There’s no such thing as a bum car show but some are pleasant surprises, well beyond expectations.
Organizers were hoping for perhaps a couple hundred cars at best several Saturdays ago at the Castle Air Museum’s car show. The turnout just about doubled that preliminary estimate and any car show with 300 or more vehicles has to be a resounding success.
So what stood out among a sea of vintage cars and trucks?
I was drawn to a 1951-52 Plymouth Suburban that had been converted into a woody. Wood didn’t come naturally on those Mayflowers but the owner created a terrific-looking surfer ride, complete with bright red paint and large whitewall tires.
Despair not. There was a real 1950 Ford woody not too far away The old Plymouth had a distinctive cousin, a 1952 Plymouth business coupe, a one-seater with no back seat but an extra-large trunk originally intended for the traveling salesman.
One doesn’t often find a 1932 Graham four-door sedan. This one looked like it might have been painted several decades ago and had spent some time in a barn. A big cruiser, the Graham had a relatively fresh interior. With a little bit of work, the well-worn and faded black paint could be updated and the distinctive but dull hood ornament replated. Lots of promise for the old Graham, which looked like a gangster car in training.
Station wagons certainly catch my attention. A 1960 Rambler American wagon had bright metallic gold paint with a white top and a modern small-block Chevrolet V-8 engine in place of the original anemic four- or six-cylinder powerplant.
Lots of folks were checking out a 1941 Plymouth sedan delivery, a pretty rare car these days. You don’t see a 1933 Pontiac five-window coupe very often or a 1936 International pickup truck, either.
The Castle show had a bumper crop of 1960s muscle cars positioned around the vintage military aircraft. There were plenty of Mustangs, Camaros, Pontiac GTOs, some Chevelles, Dodge Chargers, Chevy Novas, and a Mercury Comet and American Motors’ Javelin thrown in for good measure.
A yellow-orange 1972 Chevy Blazer made into a convertible would give its riders a pretty good tan but a great view of the surroundings. To escape the sun’s rays, a jet-black 1951 Buick two-door hardtop might have been a better bet.
The showing at Castle once again proves that the Merced-Modesto area can easily sustain large old-car shows. That’s encouraging as we head into a months-long slumber brought on by winter.

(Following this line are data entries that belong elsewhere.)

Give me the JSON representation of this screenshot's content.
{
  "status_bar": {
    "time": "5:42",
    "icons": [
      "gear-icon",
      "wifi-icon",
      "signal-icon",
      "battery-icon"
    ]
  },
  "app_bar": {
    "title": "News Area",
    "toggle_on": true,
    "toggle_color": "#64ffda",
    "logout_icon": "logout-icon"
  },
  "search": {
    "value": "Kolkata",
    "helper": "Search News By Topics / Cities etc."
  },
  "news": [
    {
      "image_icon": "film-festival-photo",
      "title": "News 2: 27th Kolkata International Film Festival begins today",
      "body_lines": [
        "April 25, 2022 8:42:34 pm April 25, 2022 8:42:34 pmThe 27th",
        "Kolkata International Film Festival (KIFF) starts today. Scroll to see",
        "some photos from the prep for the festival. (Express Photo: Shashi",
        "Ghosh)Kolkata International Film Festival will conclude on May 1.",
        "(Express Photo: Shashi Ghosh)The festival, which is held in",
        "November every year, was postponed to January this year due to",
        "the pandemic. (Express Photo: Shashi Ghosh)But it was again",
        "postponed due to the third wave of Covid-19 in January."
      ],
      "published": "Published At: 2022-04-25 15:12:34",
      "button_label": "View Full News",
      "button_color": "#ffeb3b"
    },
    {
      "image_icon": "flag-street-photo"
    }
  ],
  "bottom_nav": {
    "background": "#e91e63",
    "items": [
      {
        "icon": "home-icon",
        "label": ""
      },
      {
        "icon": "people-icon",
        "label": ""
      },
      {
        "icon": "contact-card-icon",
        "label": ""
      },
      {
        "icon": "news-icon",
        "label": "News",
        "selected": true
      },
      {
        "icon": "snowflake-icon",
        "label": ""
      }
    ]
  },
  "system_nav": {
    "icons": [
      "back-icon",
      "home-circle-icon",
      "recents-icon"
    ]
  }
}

Take heart: Late on a Thursday afternoon I spied a pristine 1954 Chevrolet convertible parked at the Merced post office, certainly a refreshing change from the normal motoring landscape.